The 13 containers that make up the app require a total 3.25 CPUs and 6.5GB of RAM to make sure they have the same resources as with AWS Fargate. The t3a family of instances seem to be the most economical and the price for two large instances or one extra-large instance is the same. In Kubernetes best practice, we’ll need two of t3a.xlarge instances (or four t3a.large, which cost exactly the same) to keep the Kubernetes master node and worker node separately. The cost of those EC2 instances is $217.58

Comparing the results

Lets put all of the above in a chart to make the comparison easier.

chart

Or, in table format

Serverless Kubernetes
Service Discovery $4 (AWS Cloud Map) $0 (Built-in)
Logging (Amazon CloudWatch Logs) $0 $0
Compute $118 (AWS Fargate) $217.58 (Amazon EC2)
Data traffic $0.18 $0.18
Total $122.18 $217.76

 

With a whopping 56% difference, or $96, running the ACME Fitness Shop on AWS Fargate is a lot cheaper than running it on a self-hosted Kubernetes cluster. That’s money you could donate to a charity, buy some cool accessories for your car, or buy yourself a really nice dinner!

What’s next

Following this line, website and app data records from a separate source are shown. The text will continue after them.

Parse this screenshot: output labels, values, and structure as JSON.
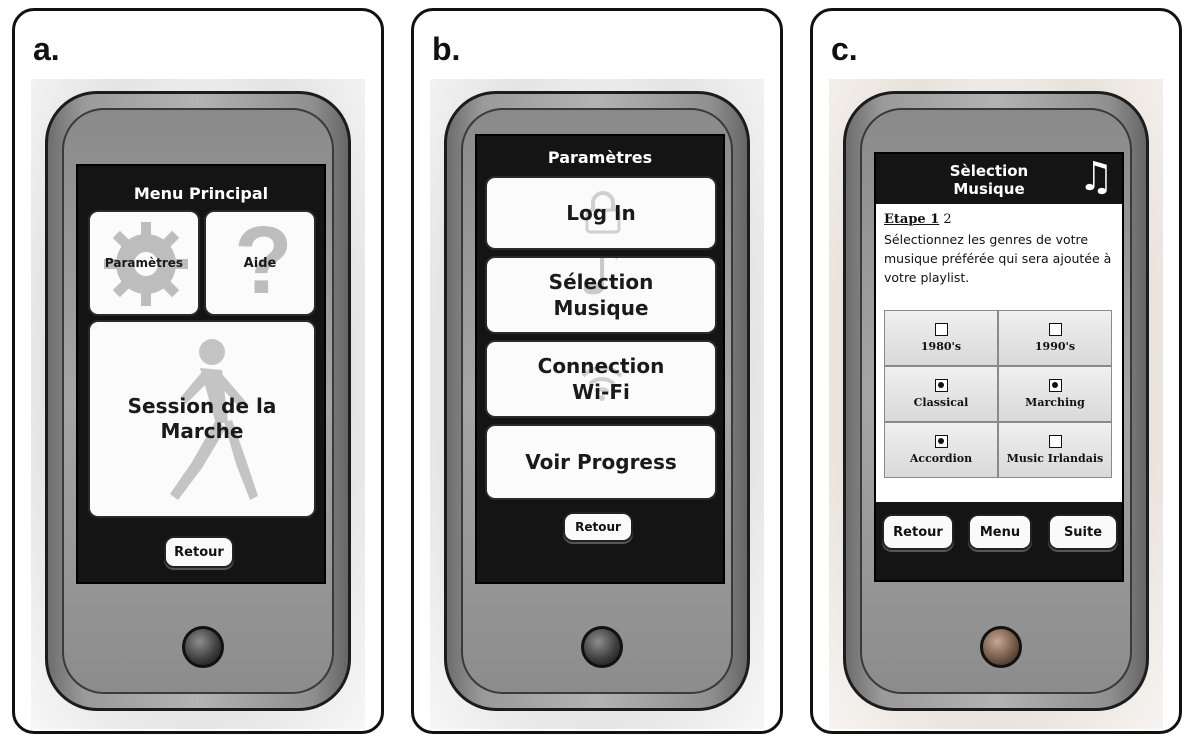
{
  "panels": [
    {
      "label": "a.",
      "screen_title": "Menu Principal",
      "tiles": {
        "settings": "Paramètres",
        "help": "Aide",
        "session": "Session de la Marche"
      },
      "back_button": "Retour"
    },
    {
      "label": "b.",
      "screen_title": "Paramètres",
      "menu": [
        "Log In",
        "Sélection Musique",
        "Connection Wi-Fi",
        "Voir Progress"
      ],
      "back_button": "Retour"
    },
    {
      "label": "c.",
      "screen_title": "Sèlection Musique",
      "step_label": "Etape 1",
      "step_next": "2",
      "instructions": "Sélectionnez les genres de votre musique préférée qui sera ajoutée à votre playlist.",
      "genres": [
        {
          "name": "1980's",
          "checked": false
        },
        {
          "name": "1990's",
          "checked": false
        },
        {
          "name": "Classical",
          "checked": true
        },
        {
          "name": "Marching",
          "checked": true
        },
        {
          "name": "Accordion",
          "checked": true
        },
        {
          "name": "Music Irlandais",
          "checked": false
        }
      ],
      "buttons": {
        "back": "Retour",
        "menu": "Menu",
        "next": "Suite"
      }
    }
  ],
  "icons": [
    "gear-icon",
    "question-mark-icon",
    "runner-icon",
    "lock-icon",
    "music-note-icon",
    "wifi-icon",
    "checkbox-icon"
  ],
  "colors": {
    "screen": "#141414",
    "tile": "#fbfbfb",
    "phone_body": "#9a9a9a"
  }
}
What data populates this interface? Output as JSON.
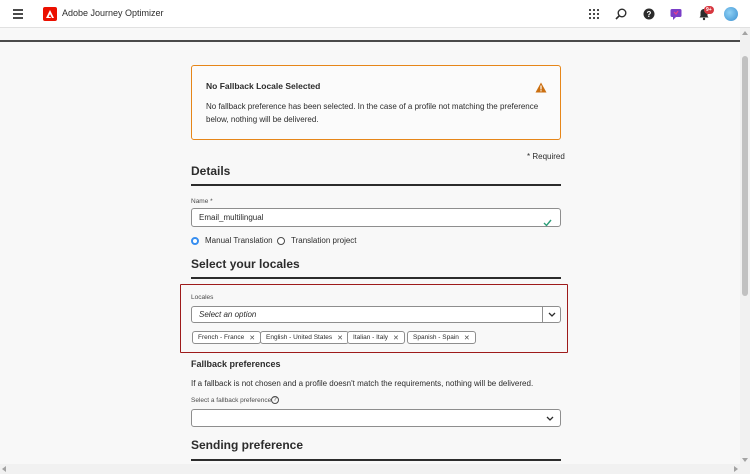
{
  "header": {
    "app_title": "Adobe Journey Optimizer",
    "notification_badge": "9+",
    "icons": [
      "menu-icon",
      "adobe-logo-icon",
      "apps-grid-icon",
      "search-icon",
      "help-icon",
      "feedback-icon",
      "bell-icon",
      "avatar"
    ]
  },
  "alert": {
    "title": "No Fallback Locale Selected",
    "text": "No fallback preference has been selected. In the case of a profile not matching the preference below, nothing will be delivered.",
    "accent_color": "#e68619"
  },
  "form": {
    "required_note": "* Required",
    "details_heading": "Details",
    "name_label": "Name",
    "name_required_marker": "*",
    "name_value": "Email_multilingual",
    "radio_manual": "Manual Translation",
    "radio_project": "Translation project",
    "selected_radio": "Manual Translation",
    "locales_heading": "Select your locales",
    "locales_label": "Locales",
    "locales_placeholder": "Select an option",
    "locale_tags": [
      "French - France",
      "English - United States",
      "Italian - Italy",
      "Spanish - Spain"
    ],
    "fallback_heading": "Fallback preferences",
    "fallback_text": "If a fallback is not chosen and a profile doesn't match the requirements, nothing will be delivered.",
    "fallback_label": "Select a fallback preference",
    "fallback_value": "",
    "sending_heading": "Sending preference"
  },
  "colors": {
    "highlight_border": "#9e1b1b",
    "radio_selected": "#378ef0",
    "brand": "#eb1000"
  }
}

Running a self-hosted Kubernetes cluster, which costs $217.76, is a little more costly than running AWS Fargate, which costs $122.18 for the same service. So for our use case, it makes sense to look at AWS Fargate. I’m definitely not saying that Kubernetes doesn’t have a purpose. As I mentioned before, there is a tradeoff between control and abstraction and as a developer you have to decide if and how you want to make that tradeoff. If you want to run the comparison yourself, try out the deployment scripts we have in our GitHub repository.

In the meanwhile, let me know your thoughts and send me or the team a note on Twitter.

Image by Markus Distelrath from Pixabay.